As DTC brands create branded content to scale their businesses, they are increasingly bypassing traditional agencies and going straight to production companies to try to cut costs, be more efficient, and maintain creative control.
"An advertising agency is like a black-box; when you hire one, you cede control over the process and don't have access," said Beauchamp. "We offer a more agile and streamlined process where they (clients) can be involved from the script to the screen. We're not like an assembly line that exists in traditional advertising."
Direct-to-consumer brands are using production companies as they make inroads into longer-form content
To be sure, marketers bypassing agencies to work directly with production companies is nothing new. But as DTC companies follow suit, they pose another threat to the already beleaguered traditional ad agency model.
DTC companies, already known to handle much of their operations themselves, are using production companies as they move into traditional marketing channels like TV and branded content. They say working directly with these companies lets them maintain creative control.
Take Mailchimp, which started 10-person Mailchimp Studios 18 months ago to produce its own podcasts, documentary films and episodic shows, but frequently hires companies like Scout Productions, as it did for its recent docuseries "Second Act," said Sarita Alami, Production Lead for Mailchimp Studios.
"We want to have an equal footing as a creative partner, stay close to the creative, and guide them through the process," she said. "It's just easier to do with production companies. Having an intermediary is a challenge no matter who they are."
Bruce Henderson, chief creative officer at SmileDirectClub, echoed that sentiment. The company has its own creative team but uses production companies like Improv Everywhere on a project basis.
"We're much closer to the business and the brand ourselves than traditional brands, as the closer we are to data, insights and feedback, the better and faster we are able to translate that into marketing and strategy," Henderson said. "Big, global agencies make sense for complex global brands with footprints in over 100 countries, but you need different types of solutions for different types of businesses."
DTC companies say they can save a lot of money by working directly with production companies. It could cost at least $300,000 to have an agency create a TV spot, website, digital cuts, and OOH assets, three times the cost of a production company, estimated Randy Goldberg, co-founder at sock company Bombas.

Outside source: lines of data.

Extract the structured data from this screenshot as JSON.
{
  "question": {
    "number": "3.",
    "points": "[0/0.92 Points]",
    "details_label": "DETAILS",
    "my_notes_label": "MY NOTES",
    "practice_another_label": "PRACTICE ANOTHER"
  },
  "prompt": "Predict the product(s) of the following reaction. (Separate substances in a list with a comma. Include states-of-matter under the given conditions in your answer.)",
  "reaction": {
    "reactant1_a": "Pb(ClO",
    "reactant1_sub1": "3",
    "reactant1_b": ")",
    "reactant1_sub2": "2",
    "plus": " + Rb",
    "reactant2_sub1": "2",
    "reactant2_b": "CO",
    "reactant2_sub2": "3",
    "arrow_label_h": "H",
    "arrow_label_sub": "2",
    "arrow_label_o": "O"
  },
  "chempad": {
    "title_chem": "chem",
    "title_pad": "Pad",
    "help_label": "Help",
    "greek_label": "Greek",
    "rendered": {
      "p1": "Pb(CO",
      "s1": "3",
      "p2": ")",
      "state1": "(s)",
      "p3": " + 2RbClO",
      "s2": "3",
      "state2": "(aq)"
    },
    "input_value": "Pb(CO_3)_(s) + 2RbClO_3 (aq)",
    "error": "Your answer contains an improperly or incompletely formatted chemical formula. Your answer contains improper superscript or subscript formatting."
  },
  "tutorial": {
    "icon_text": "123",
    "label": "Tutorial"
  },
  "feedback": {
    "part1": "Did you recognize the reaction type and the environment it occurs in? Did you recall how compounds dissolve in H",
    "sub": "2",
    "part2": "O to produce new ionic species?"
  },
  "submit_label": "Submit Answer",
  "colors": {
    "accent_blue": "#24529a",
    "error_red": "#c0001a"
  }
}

"We're not paying for agency overhead," he said.
Production companies are evolving to meet DTC needs
The rise of DTC companies has already spawned a roster of agencies that have positioned themselves around the needs of digitally native brands, and now production companies are expanding their services to cater to these marketers as well.
Two examples are New York-based shops Moving Image & Content and Quirk Creative, which began as production companies but have added agency-like services.
Moving Image & Content, which has clients including Birdies and Èsika, says it provides services like helping clients identify their audience and match their messages to the audience across marketing channels.
Quirk Creative, which works with companies like Keeps and Daily Harvest, claims to offer advantages over agencies, by creating TV campaigns faster and letting clients keep rights to the footage, which traditional agencies often retain, said CEO Meryl Draper.
"It's super appealing to a DTC brand that wants to cut, recut and optimize footage as much as possible," said Draper. "DTC brands demand that kind of flexibility with their video content."
But the competition is getting intense
Earlier, brands would typically appoint an agency, which would then outsource content to a production company. But with content channels proliferating, agencies, publishers' content studios, and new entrants like Accenture Interactive and MediaMonks are also getting into the content business, which means more competition for production companies.
"It's the Wild, Wild West, and it feels like we're in the middle of a shootout," said Joel Chiodi, SVP of strategic development at Scout Productions. "Everyone wants to be in the content business."
But as DTC companies grow, they'll require expertise that they can't get just from production companies, like strategy and media, said Kim Cortese, head of production at ad agency Huge.
"I don't see it as a threat, it's just a shift," she said. "When these companies need scale, broader expertise and best practices, they'll come after the agencies."